And the progressive side of politics was not the only beneficiary of women’s enfranchisement and political education. The Australian Women’s National League, a conservative organization established in 1904 to bolster the monarchy and empire in the antipodes, fight socialism, and educate women in politics, quickly became the largest women’s association in the country. It’s now widely acknowledged that the financial and organizational support of the AWNL was critical to the formation of the Australian Liberal party in 1944.

But the 2022 election demonstrates that today, both major parties have failed in offering policies and leadership on issues that matter to the most women: climate action, integrity, and gender equality.

Many will rightly conclude that the results of the 2022 election represent a rejection of how parliamentary politics is currently conducted in this country: centralized, stage-managed, and aggressively partisan.

But this is not new.
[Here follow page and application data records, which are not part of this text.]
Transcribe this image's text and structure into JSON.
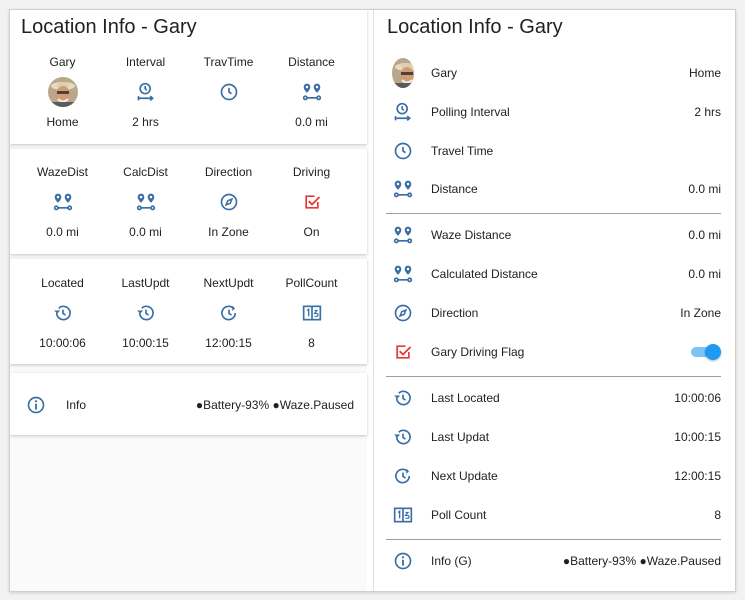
{
  "left": {
    "card1": {
      "title": "Location Info - Gary",
      "cells": [
        {
          "label": "Gary",
          "icon": "avatar",
          "value": "Home"
        },
        {
          "label": "Interval",
          "icon": "timer-interval-icon",
          "value": "2 hrs"
        },
        {
          "label": "TravTime",
          "icon": "clock-icon",
          "value": ""
        },
        {
          "label": "Distance",
          "icon": "map-marker-distance-icon",
          "value": "0.0 mi"
        }
      ]
    },
    "card2": {
      "cells": [
        {
          "label": "WazeDist",
          "icon": "map-marker-distance-icon",
          "value": "0.0 mi"
        },
        {
          "label": "CalcDist",
          "icon": "map-marker-distance-icon",
          "value": "0.0 mi"
        },
        {
          "label": "Direction",
          "icon": "compass-icon",
          "value": "In Zone"
        },
        {
          "label": "Driving",
          "icon": "checkbox-marked-icon",
          "value": "On"
        }
      ]
    },
    "card3": {
      "cells": [
        {
          "label": "Located",
          "icon": "history-icon",
          "value": "10:00:06"
        },
        {
          "label": "LastUpdt",
          "icon": "history-icon",
          "value": "10:00:15"
        },
        {
          "label": "NextUpdt",
          "icon": "restore-clock-icon",
          "value": "12:00:15"
        },
        {
          "label": "PollCount",
          "icon": "counter-icon",
          "value": "8"
        }
      ]
    },
    "card4": {
      "label": "Info",
      "icon": "info-icon",
      "value": "●Battery-93% ●Waze.Paused"
    }
  },
  "right": {
    "title": "Location Info - Gary",
    "rows": [
      {
        "label": "Gary",
        "icon": "avatar",
        "value": "Home"
      },
      {
        "label": "Polling Interval",
        "icon": "timer-interval-icon",
        "value": "2 hrs"
      },
      {
        "label": "Travel Time",
        "icon": "clock-icon",
        "value": ""
      },
      {
        "label": "Distance",
        "icon": "map-marker-distance-icon",
        "value": "0.0 mi"
      },
      {
        "label": "Waze Distance",
        "icon": "map-marker-distance-icon",
        "value": "0.0 mi"
      },
      {
        "label": "Calculated Distance",
        "icon": "map-marker-distance-icon",
        "value": "0.0 mi"
      },
      {
        "label": "Direction",
        "icon": "compass-icon",
        "value": "In Zone"
      },
      {
        "label": "Gary Driving Flag",
        "icon": "checkbox-marked-icon",
        "value": "",
        "toggle": true
      },
      {
        "label": "Last Located",
        "icon": "history-icon",
        "value": "10:00:06"
      },
      {
        "label": "Last Updat",
        "icon": "history-icon",
        "value": "10:00:15"
      },
      {
        "label": "Next Update",
        "icon": "restore-clock-icon",
        "value": "12:00:15"
      },
      {
        "label": "Poll Count",
        "icon": "counter-icon",
        "value": "8"
      },
      {
        "label": "Info (G)",
        "icon": "info-icon",
        "value": "●Battery-93% ●Waze.Paused"
      }
    ]
  },
  "colors": {
    "icon": "#3b6ea5",
    "red": "#e53935",
    "toggle": "#1e9bf0"
  }
}
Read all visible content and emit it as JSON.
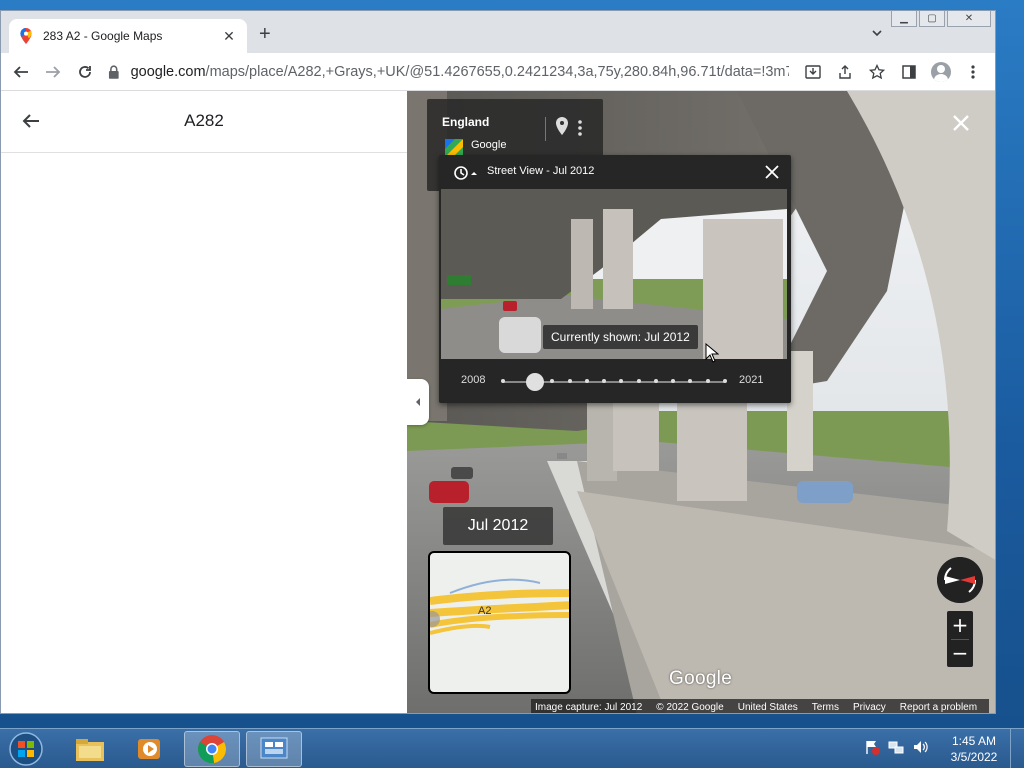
{
  "browser": {
    "tab_title": "283 A2 - Google Maps",
    "url_host": "google.com",
    "url_path": "/maps/place/A282,+Grays,+UK/@51.4267655,0.2421234,3a,75y,280.84h,96.71t/data=!3m7!..."
  },
  "sidepanel": {
    "title": "A282"
  },
  "streetview": {
    "region": "England",
    "provider": "Google",
    "timemachine": {
      "title": "Street View - Jul 2012",
      "tooltip": "Currently shown: Jul 2012",
      "start_year": "2008",
      "end_year": "2021",
      "selected_index": 1,
      "stop_count": 13
    },
    "date_badge": "Jul 2012",
    "minimap_label": "A2",
    "watermark": "Google",
    "footer": {
      "capture": "Image capture: Jul 2012",
      "copyright": "© 2022 Google",
      "region": "United States",
      "terms": "Terms",
      "privacy": "Privacy",
      "report": "Report a problem"
    }
  },
  "taskbar": {
    "time": "1:45 AM",
    "date": "3/5/2022"
  },
  "colors": {
    "maps_road": "#f4c43a",
    "panel_dark": "#262626",
    "taskbar": "#2a5a8e"
  }
}
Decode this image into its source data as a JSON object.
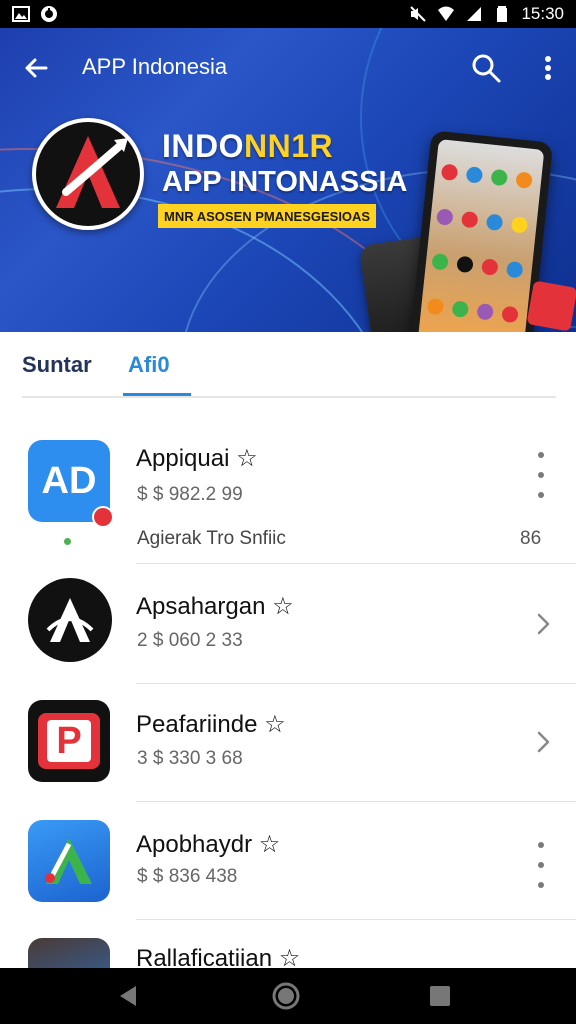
{
  "status_bar": {
    "time": "15:30",
    "icons": [
      "picture-icon",
      "notification-icon",
      "mute-icon",
      "wifi-icon",
      "signal-icon",
      "battery-icon"
    ]
  },
  "app_bar": {
    "title": "APP Indonesia",
    "back_icon": "arrow-left-icon",
    "search_icon": "search-icon",
    "more_icon": "more-vertical-icon"
  },
  "banner": {
    "title_line1_part1": "INDO",
    "title_line1_part2": "NN1R",
    "title_line2": "APP INTONASSIA",
    "tagline": "MNR ASOSEN PMANESGESIOAS",
    "colors": {
      "bg": "#1e3fae",
      "highlight": "#ffd21f",
      "badge": "#e4323a"
    }
  },
  "tabs": [
    {
      "label": "Suntar",
      "active": false
    },
    {
      "label": "Afi0",
      "active": true
    }
  ],
  "colors": {
    "accent": "#2a89d8",
    "tab_inactive": "#23345c"
  },
  "apps": [
    {
      "name": "Appiquai ☆",
      "price": "$ $ 982.2 99",
      "desc": "Agierak Tro Snfiic",
      "count": "86",
      "icon": "ad-logo-icon",
      "action": "more"
    },
    {
      "name": "Apsahargan ☆",
      "price": "2 $ 060 2 33",
      "icon": "a-circle-logo-icon",
      "action": "chevron"
    },
    {
      "name": "Peafariinde ☆",
      "price": "3 $ 330 3 68",
      "icon": "p-logo-icon",
      "action": "chevron"
    },
    {
      "name": "Apobhaydr ☆",
      "price": "$ $ 836 438",
      "icon": "a-blue-logo-icon",
      "action": "more"
    },
    {
      "name": "Rallaficatiian ☆",
      "icon": "photo-app-icon",
      "action": "more"
    }
  ],
  "nav_bar": {
    "icons": [
      "back-triangle-icon",
      "home-circle-icon",
      "recents-square-icon"
    ]
  }
}
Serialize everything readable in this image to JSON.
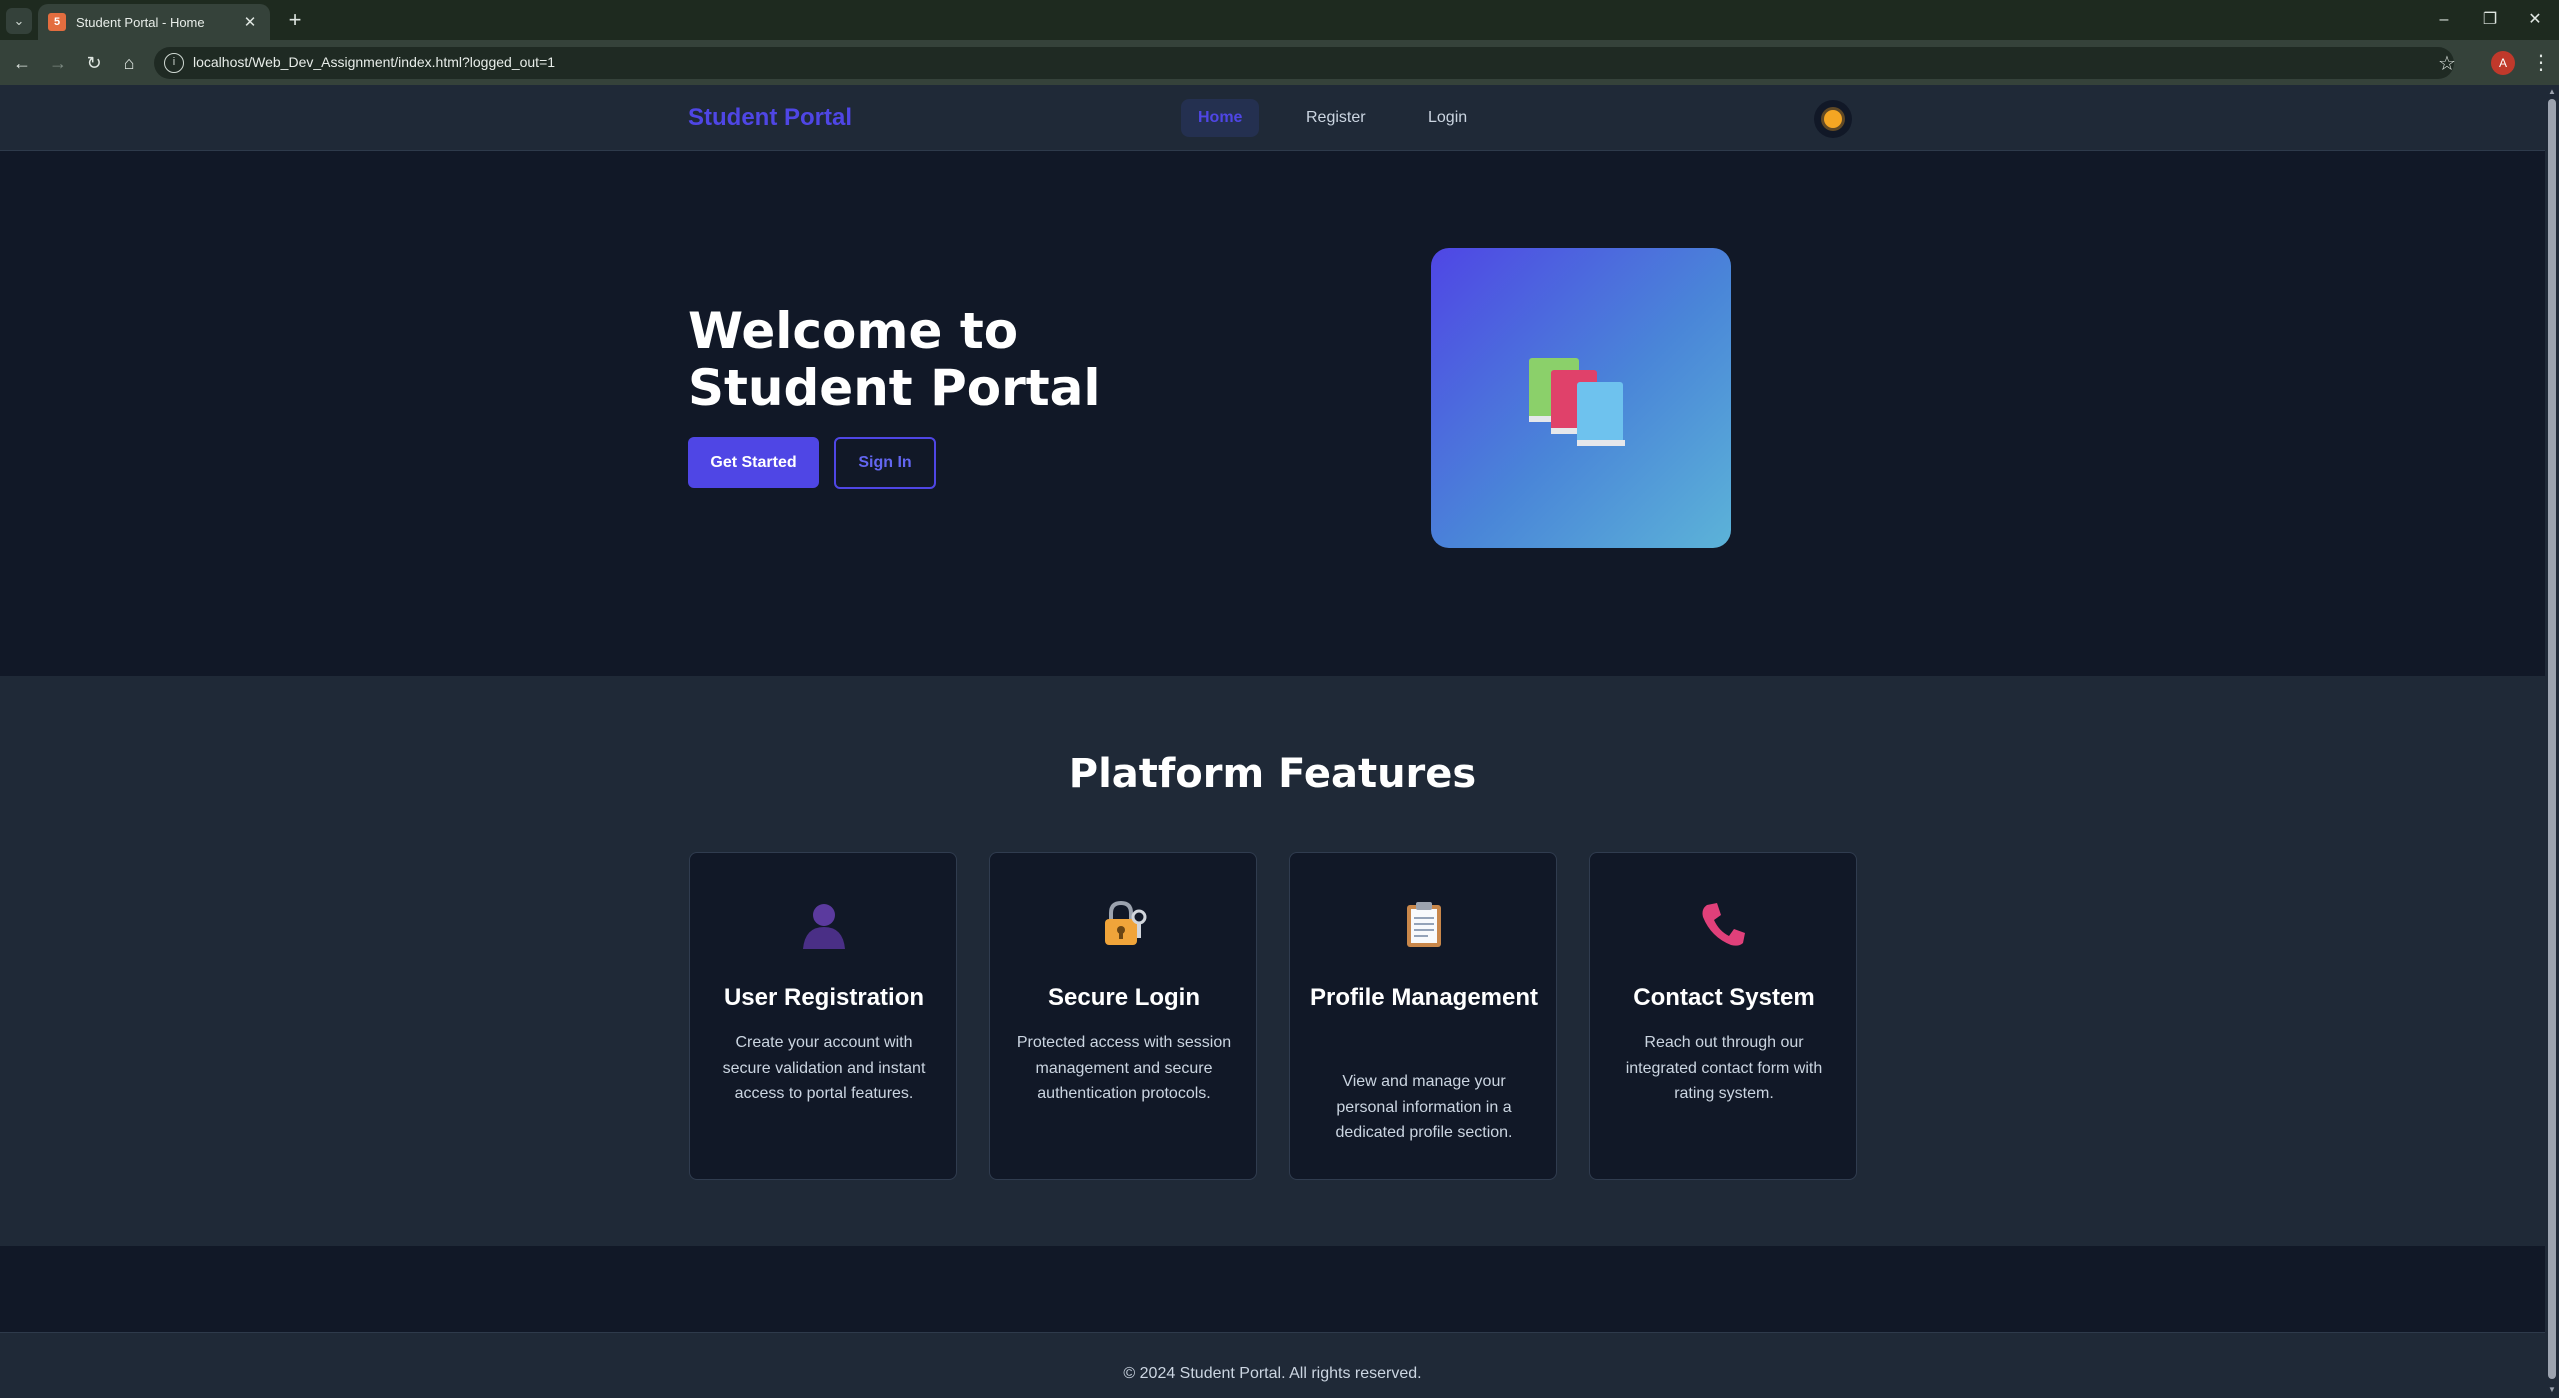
{
  "browser": {
    "tab_title": "Student Portal - Home",
    "url": "localhost/Web_Dev_Assignment/index.html?logged_out=1",
    "profile_initial": "A"
  },
  "nav": {
    "brand": "Student Portal",
    "links": [
      {
        "label": "Home",
        "active": true
      },
      {
        "label": "Register",
        "active": false
      },
      {
        "label": "Login",
        "active": false
      }
    ],
    "theme_icon": "sun-icon"
  },
  "hero": {
    "title": "Welcome to Student Portal",
    "primary_button": "Get Started",
    "secondary_button": "Sign In",
    "image_icon": "books-icon"
  },
  "features": {
    "title": "Platform Features",
    "cards": [
      {
        "icon": "user-silhouette-icon",
        "title": "User Registration",
        "description": "Create your account with secure validation and instant access to portal features."
      },
      {
        "icon": "lock-key-icon",
        "title": "Secure Login",
        "description": "Protected access with session management and secure authentication protocols."
      },
      {
        "icon": "clipboard-icon",
        "title": "Profile Management",
        "description": "View and manage your personal information in a dedicated profile section."
      },
      {
        "icon": "telephone-icon",
        "title": "Contact System",
        "description": "Reach out through our integrated contact form with rating system."
      }
    ]
  },
  "footer": {
    "text": "© 2024 Student Portal. All rights reserved."
  },
  "colors": {
    "accent": "#4f46e5",
    "background": "#111827",
    "surface": "#1f2937"
  }
}
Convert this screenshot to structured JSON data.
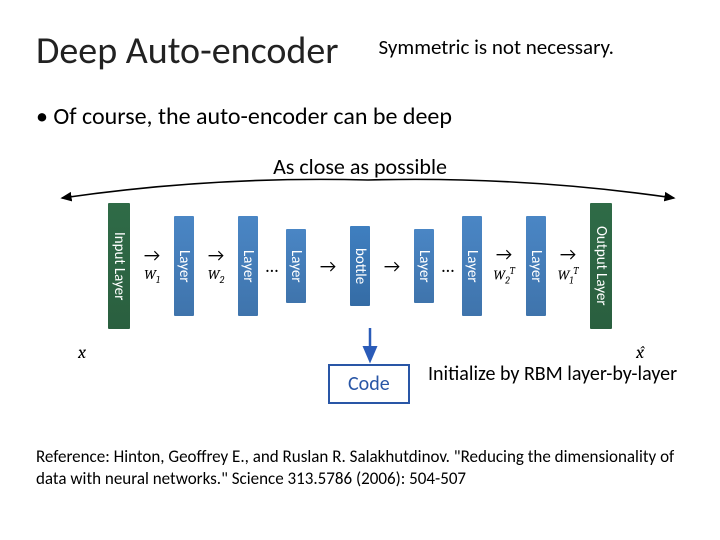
{
  "title": "Deep Auto-encoder",
  "side_note": "Symmetric is not necessary.",
  "bullet": "Of course, the auto-encoder can be deep",
  "close_label": "As close as possible",
  "layers": {
    "input": "Input Layer",
    "output": "Output Layer",
    "layer": "Layer",
    "bottle": "bottle"
  },
  "weights": {
    "w1": "W",
    "w1_sub": "1",
    "w2": "W",
    "w2_sub": "2",
    "w2t": "W",
    "w2t_sub": "2",
    "w2t_sup": "T",
    "w1t": "W",
    "w1t_sub": "1",
    "w1t_sup": "T"
  },
  "dots": "…",
  "x_left": "x",
  "x_right": "x̂",
  "code_label": "Code",
  "rbm_note": "Initialize by RBM layer-by-layer",
  "reference": "Reference: Hinton, Geoffrey E., and Ruslan R. Salakhutdinov. \"Reducing the dimensionality of data with neural networks.\" Science 313.5786 (2006): 504-507"
}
The “teal wave” of centrist independents, backed by the grassroots, community-fuelled “Voices of” movement, represent the historical power of women’s systematically coordinated, organized, laser-focused anger. Not placards. Not a street protest but realpolitik.

Nothing was “fake” about the sensible white-collar women challenging so-called moderate Liberals in affluent electorates. (Another sexist tactic to undermine the credibility of professional women, suggesting they are merely puppets of wealthy men pulling their naive, impressionable strings.) The fact that Zoe Daniel dedicated her win in Goldstein to the woman the seat was named after indicates that her moral compass had a clear true north. “Today, I take her rightful place,” Daniel announced.

Daniel will be joined in that place – a seat at the table, a voice in parliament – by a record number of female MPs. Not only that, but perhaps more importantly, the winning candidates – independent and Greens, House and Senate – have committed to action on women’s safety, domestic violence prevention, pay equity, universal childcare, and other measures to benefit the lives of all women.

The results of this election also prove, if empirical proof was needed, that enough men will use the power of their electoral privilege to vote for female candidates and the issues and values they represent, recognizing that good governance is gender neutral.

In her book Good and Mad: The Revolutionary Power of Women’s Anger, the American political commentator Rebecca Traister notes that “the righteous fury of the unrepresented” has always been feared, and therefore brutally suppressed, at the point of the bayonet, yes, but more insidiously by the gaslighting of history. The confidence trick comes when “we begin to hear one another and understand that we [are] not as isolated in our rage as we had been led to believe”.

Women have always been the sleeping giant of Australian politics. I suspect the leviathan potency of women’s electoral rage will never again be underestimated.

Bella E. McMahon
I am a freelance writer who started blogging in college. I am fascinated by human nature, politics, culture, technology, and pop culture. In addition to my writing, I enjoy exploring new places, trying out new things, and engaging in conversations with new people. Some of my favorite hobbies are reading, playing music, making crafts, writing, traveling, and spending time with my family.